I SEE NICK FROM TIME TO TIME. HE'S A PROFFESSIONAL SONGWRITER, SIGNED TO MCA/UNIVERSAL MUSIC, I THINK. JOHN AND GEORGE ARE CURRENTLY DOING SOME PRODUCTIONS AND MAKING COOL DANCE TRACKS AS ONE-OFFS, AND DEVELOPING ONE OR TWO ACTS ALONG THE WAY. I AM CREATIVE MANAGER AT WINDSWEPT MUSIC PUBLISHING (YOU KNOW THE REST OF THAT STORY). STEVIE LIVES IN SPAIN WITH HIS GIRLFRIEND AND FAMILY & IS A COMPUTER WHIZ, I HEAR. JO, (SAX) WAS IN THE 'MARCHIONESSE' SINKING DISASTER ON THE THAMES, AND HAS NOT BEEN ABLE TO PLAY SAX SINCE, SAD STORY THAT. DON'T KNOW WHERE BARNEY (VIOLIN) IS NOW.
What have you done in your career since leaving KTP?
Since leaving the band in Feb/March '89 I started to work for ZTT records & their publishing wing Perfect Songs as an A&R manager.

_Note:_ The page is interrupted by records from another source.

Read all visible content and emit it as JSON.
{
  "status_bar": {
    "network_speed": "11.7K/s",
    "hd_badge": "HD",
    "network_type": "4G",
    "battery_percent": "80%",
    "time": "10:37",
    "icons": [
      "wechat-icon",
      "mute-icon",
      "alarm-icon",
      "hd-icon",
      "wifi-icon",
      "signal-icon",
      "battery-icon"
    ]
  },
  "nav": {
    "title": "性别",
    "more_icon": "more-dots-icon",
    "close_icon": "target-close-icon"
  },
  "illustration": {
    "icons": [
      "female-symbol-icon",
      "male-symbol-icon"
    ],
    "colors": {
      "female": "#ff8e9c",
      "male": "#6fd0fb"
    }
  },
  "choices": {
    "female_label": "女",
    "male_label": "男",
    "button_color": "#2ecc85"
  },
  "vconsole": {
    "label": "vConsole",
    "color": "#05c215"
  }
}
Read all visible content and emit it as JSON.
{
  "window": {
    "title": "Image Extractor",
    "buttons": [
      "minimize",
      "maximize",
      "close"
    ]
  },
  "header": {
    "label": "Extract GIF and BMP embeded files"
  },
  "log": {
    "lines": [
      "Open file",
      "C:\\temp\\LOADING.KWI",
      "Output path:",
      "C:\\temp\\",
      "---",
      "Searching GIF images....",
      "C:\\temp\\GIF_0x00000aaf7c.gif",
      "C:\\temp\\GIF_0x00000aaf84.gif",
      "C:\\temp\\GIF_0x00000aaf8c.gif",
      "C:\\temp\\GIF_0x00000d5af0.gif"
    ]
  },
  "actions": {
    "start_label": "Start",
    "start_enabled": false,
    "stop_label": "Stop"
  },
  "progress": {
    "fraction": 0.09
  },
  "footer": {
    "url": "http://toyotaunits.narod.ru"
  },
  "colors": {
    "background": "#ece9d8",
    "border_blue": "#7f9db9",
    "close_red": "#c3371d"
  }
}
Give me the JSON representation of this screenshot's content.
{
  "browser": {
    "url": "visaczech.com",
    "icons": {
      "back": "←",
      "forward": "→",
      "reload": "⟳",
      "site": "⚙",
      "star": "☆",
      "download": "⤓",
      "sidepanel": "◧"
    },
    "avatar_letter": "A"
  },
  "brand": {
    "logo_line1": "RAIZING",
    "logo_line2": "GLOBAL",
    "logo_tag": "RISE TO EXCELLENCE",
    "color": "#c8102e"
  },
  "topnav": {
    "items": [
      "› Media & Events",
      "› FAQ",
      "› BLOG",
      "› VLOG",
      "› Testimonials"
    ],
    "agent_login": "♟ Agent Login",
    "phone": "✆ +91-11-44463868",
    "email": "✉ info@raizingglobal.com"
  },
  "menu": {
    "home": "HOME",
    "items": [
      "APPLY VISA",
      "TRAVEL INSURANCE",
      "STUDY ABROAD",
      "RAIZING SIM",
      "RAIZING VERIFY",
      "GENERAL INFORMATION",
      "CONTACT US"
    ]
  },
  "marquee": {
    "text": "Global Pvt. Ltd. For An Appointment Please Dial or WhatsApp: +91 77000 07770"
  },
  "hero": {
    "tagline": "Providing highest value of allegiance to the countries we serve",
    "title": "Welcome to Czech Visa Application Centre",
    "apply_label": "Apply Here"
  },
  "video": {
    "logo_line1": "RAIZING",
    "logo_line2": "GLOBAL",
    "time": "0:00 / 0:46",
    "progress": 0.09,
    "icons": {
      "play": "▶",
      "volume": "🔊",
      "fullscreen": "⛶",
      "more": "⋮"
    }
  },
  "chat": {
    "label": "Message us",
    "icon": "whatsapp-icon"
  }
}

I was lucky enough to be the person who 'discovered' Seal. Worked on his first L.P. as A&R with Trevor Horn producing, which was an amazing experience. I also 'discovered' Gabrielle & Mark Morrison, who we eventually signed both to the publishing company. I also discovered & developed the first incarnation of All Saints, but we had no luck with them & they were dropped after two years. They used some of the tracks for their first L.P. & I still work with Shaznay from time to time.
I left ZTT in '97 & went to Columbia Records( Sony UK) as A&R manager
working under a guy called Dave Balfe, who was the guy behind the Food record
label & signed BLUR to it. Great man actually. Worked on Roachford/Hepburn/Matthew
Marsden/Prefab Sprout (a bit ) & an artist called Steve Balsamo who's record
is finally due for release next year after 4 years of blood & music. Jon
& Nick & George did some work on it when we were trying to find a (???).
All mainly U.K. successes & not much in U.S. so you'll probably not know
Left Sony in July 2000 ( I'd had enough as my seniors had passed on Craig David twice! who I had & demo'd & was on very early) & went up to Manchester for a change of scene & life, to lecture at the University in Music & New Media Management, but after a year missed the industry so much I accepted an offer to come & work here at Windswept Music Publishing as creative manager this August. New in the job, but doing what I do best. We have Craig David so what goes around comes around I guess!
So that's a bit of info on my post KTP life for you.